Excerpts from an interface dataset:
========================

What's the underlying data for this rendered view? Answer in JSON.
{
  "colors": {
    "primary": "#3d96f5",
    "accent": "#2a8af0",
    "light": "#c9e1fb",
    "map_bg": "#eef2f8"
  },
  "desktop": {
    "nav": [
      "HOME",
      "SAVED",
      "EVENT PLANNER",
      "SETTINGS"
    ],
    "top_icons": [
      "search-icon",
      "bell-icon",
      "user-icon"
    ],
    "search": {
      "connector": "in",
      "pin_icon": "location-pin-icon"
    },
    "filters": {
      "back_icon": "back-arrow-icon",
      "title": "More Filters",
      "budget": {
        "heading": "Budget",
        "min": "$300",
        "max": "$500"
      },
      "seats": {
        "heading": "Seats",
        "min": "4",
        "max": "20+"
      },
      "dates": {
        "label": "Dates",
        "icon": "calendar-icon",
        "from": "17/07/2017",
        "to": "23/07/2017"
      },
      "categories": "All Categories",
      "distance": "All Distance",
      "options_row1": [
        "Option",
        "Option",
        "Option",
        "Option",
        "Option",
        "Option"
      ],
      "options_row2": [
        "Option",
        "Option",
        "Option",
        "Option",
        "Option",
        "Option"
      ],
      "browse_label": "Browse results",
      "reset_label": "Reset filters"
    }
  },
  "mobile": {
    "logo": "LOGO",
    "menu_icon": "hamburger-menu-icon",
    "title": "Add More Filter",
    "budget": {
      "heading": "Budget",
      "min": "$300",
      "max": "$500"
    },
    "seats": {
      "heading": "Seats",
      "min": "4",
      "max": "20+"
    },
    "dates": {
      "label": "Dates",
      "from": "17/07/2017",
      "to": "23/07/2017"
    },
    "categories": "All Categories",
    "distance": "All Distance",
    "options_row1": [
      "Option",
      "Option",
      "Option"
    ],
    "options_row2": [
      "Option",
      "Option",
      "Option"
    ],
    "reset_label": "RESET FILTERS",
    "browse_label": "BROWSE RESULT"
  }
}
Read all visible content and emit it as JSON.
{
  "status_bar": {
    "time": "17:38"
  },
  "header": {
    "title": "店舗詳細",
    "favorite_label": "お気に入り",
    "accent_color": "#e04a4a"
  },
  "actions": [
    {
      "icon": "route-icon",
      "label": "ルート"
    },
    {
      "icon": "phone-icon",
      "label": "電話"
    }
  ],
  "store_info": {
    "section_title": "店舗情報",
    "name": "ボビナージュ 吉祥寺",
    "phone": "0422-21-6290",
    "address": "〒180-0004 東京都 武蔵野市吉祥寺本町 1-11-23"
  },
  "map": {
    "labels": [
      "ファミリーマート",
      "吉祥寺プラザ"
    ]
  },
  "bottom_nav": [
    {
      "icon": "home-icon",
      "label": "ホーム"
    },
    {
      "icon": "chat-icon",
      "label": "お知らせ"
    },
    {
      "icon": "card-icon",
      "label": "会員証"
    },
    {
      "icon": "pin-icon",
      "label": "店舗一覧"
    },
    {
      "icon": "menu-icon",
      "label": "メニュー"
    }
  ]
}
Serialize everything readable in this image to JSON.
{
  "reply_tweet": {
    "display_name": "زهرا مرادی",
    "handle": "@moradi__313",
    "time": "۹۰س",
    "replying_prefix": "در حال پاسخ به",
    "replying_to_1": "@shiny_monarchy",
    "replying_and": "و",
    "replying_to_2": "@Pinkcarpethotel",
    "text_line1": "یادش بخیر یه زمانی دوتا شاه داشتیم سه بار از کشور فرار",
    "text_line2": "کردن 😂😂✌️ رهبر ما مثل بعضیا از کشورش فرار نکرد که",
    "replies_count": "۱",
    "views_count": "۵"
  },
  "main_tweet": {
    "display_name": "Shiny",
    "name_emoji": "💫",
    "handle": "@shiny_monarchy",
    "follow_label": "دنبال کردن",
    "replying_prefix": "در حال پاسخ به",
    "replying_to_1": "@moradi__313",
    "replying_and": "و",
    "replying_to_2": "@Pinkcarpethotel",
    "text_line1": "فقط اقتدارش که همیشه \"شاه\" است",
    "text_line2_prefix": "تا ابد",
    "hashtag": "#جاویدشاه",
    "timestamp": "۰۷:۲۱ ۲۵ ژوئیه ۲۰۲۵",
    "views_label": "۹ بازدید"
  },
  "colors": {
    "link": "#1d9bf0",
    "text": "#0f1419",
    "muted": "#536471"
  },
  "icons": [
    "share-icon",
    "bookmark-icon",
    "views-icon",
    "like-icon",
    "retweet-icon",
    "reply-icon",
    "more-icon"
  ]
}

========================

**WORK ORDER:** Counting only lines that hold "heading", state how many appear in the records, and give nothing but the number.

**ANSWER SPACE:** 4